And so Villa persisted in punting long and giving the ball away, despite needing a goal just to get back on level terms. Occasionally Stilyan Petrov would end up in possession somehow and his idea of creativity was to ignore his teammates making runs into space down the wing and instead to turn and run backwards before punting long again. Petrov is a controversial figure with some Villa fans insistent that he's well past being a decent Premier League footballer while others swear that he's a steely, calming and much-needed influence in the midfield, but anyone that could see Petrov's performance today and take away any positives should probably seek medical attention right away because they've clearly been given a potentially fatal dose of psychoactive substances. Watching your team flail around without a clue for the better part of an hour is bad enough; watching the man wearing the captain's armband look more clueless and without ideas than the team he's supposed to be leading is painful.

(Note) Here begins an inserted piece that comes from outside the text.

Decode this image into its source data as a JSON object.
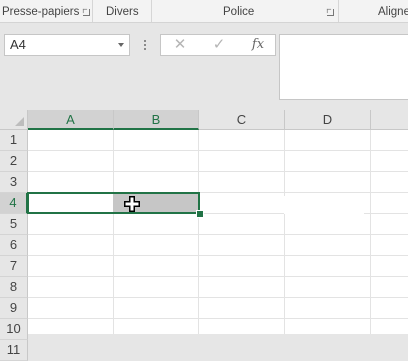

As things began to wind down McLeish made another change, this time subbing off Barry Bannan in favor of Marc Albrighton. Bannan was the only creative player left on the pitch for Villa, while Albrighton looks completely out of sort and not at all a threat until his confidence receives a much needed boost. Still, Albrighton is undeniably talented and can send in a good ball from all over the place; there's a case to be made for bringing him on. But why for Bannan? Despite being down a goal, Villa were still playing with four at the back. Three of them are natural center backs, with Carlos Cuellar making his return in place of the injured Alan Hutton. Why take off an attacking player (who'd had a fine day no less) instead of, say, Stephen Warnock? What's the worst that could happen; you lose by more? Who gives even a hint of a damn? And let's say Bannan was just out of gas. He didn't look it, but McLeish is around these players every day and I'm willing to give him the benefit of the doubt. Why take N'Zogbia (who was clearly not out of gas) off for Heskey instead of Bannan? That way you've gotten the fatigued player off the pitch, brought on Heskey who McLeish appears to have some sort of platonic but still rather creepy fascination with and still give yourself the chance to pull a defender in favor of an attacking player later in the game should it still be necessary.

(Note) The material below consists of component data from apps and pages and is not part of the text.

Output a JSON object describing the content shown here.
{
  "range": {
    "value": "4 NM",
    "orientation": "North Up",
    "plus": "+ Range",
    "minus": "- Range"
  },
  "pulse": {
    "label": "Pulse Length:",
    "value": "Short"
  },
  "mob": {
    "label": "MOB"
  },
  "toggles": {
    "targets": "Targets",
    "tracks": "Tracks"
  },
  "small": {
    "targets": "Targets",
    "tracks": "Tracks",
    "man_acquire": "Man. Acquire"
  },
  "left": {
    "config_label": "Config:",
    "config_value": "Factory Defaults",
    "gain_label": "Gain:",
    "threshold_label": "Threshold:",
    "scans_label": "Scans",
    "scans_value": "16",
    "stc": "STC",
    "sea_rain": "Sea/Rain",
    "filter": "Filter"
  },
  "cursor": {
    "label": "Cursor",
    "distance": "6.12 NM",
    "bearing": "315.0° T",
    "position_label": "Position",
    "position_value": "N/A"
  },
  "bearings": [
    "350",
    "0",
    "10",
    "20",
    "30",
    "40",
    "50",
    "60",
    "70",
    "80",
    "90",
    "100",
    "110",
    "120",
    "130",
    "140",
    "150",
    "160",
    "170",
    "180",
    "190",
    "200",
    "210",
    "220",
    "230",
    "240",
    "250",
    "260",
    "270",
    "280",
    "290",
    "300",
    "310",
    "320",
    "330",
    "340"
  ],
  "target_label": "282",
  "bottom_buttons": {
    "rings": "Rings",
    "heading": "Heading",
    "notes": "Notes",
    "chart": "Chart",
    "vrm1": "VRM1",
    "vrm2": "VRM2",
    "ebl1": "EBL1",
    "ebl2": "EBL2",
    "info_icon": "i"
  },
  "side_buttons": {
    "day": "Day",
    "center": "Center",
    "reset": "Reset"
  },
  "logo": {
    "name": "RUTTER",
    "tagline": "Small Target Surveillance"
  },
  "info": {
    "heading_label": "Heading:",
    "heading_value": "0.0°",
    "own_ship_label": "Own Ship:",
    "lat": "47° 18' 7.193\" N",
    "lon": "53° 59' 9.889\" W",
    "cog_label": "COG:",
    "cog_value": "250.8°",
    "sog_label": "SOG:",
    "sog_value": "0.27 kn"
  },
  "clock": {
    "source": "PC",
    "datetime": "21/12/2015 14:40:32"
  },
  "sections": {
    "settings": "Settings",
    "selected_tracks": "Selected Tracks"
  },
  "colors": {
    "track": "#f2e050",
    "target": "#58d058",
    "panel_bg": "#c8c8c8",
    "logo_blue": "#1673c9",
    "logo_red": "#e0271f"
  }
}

The mind boggles. And I know that nitpicking coaching decisions is trite and predictable and so forth, but for heaven's sake; the tactical approach in this game was so negative that Alex McLeish thought it was more important to keep a four-man back line and play a striker in defensive midfield rather than attempting to push forward for an equalizer. This was everything people feared when McLeish was hired, yet somehow worse. This was like a worst-case scenario I would use as a hypothetical example of the kind of crazy things people were saying McLeish might do just to make his hiring seem worse. And he actually did it! It would almost be fascinating if it weren't so depressing.

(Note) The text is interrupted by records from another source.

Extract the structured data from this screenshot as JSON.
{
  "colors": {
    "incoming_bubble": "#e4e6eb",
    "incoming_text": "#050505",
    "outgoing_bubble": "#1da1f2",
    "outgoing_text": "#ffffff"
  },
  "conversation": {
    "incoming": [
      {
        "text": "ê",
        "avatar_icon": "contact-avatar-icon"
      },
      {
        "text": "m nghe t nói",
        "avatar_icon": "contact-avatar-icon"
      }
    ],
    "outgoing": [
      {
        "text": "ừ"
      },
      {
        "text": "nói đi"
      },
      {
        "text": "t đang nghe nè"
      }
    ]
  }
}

Add in Alan Hutton's horrific challenge that has by all appearances seriously injured Shane Long -the kind of challenge that makes me actively hate players wearing the shirt of the team I support- and McLeish actually defending that challenge in post-game interviews, and you'll understand my current sour state in terms of my relationship with Aston Villa Football Club. I love this team. I will always love this team. But wow do games like these make that love feel completely unrequited (which rationally it is but you know what I mean.) It's just been the nine games and the odds are good McLeish will get at least two or three seasons. That's plenty of time to turn things around (or, alternatively, plenty of time for me to get used to this kind of thing) but this season has not been pleasant so far. Even at the lowest point of last season, I never felt this depressed. I mean yeah, Villa was a bad team for a good chunk of the time, but they were a young team too, with fun and exciting players like Albrighton and Ciaran Clark playing major roles. Now they're a team on which Emile Heskey plays holding midfield.

I'm sure I'm overreacting. It's a thing I do sometimes. By next weekend I'll probably be optimistic again. But I won't be quite as optimistic as I was today, and today I wasn't as optimistic as I was last week, and so on. And I can't imagine I'm alone.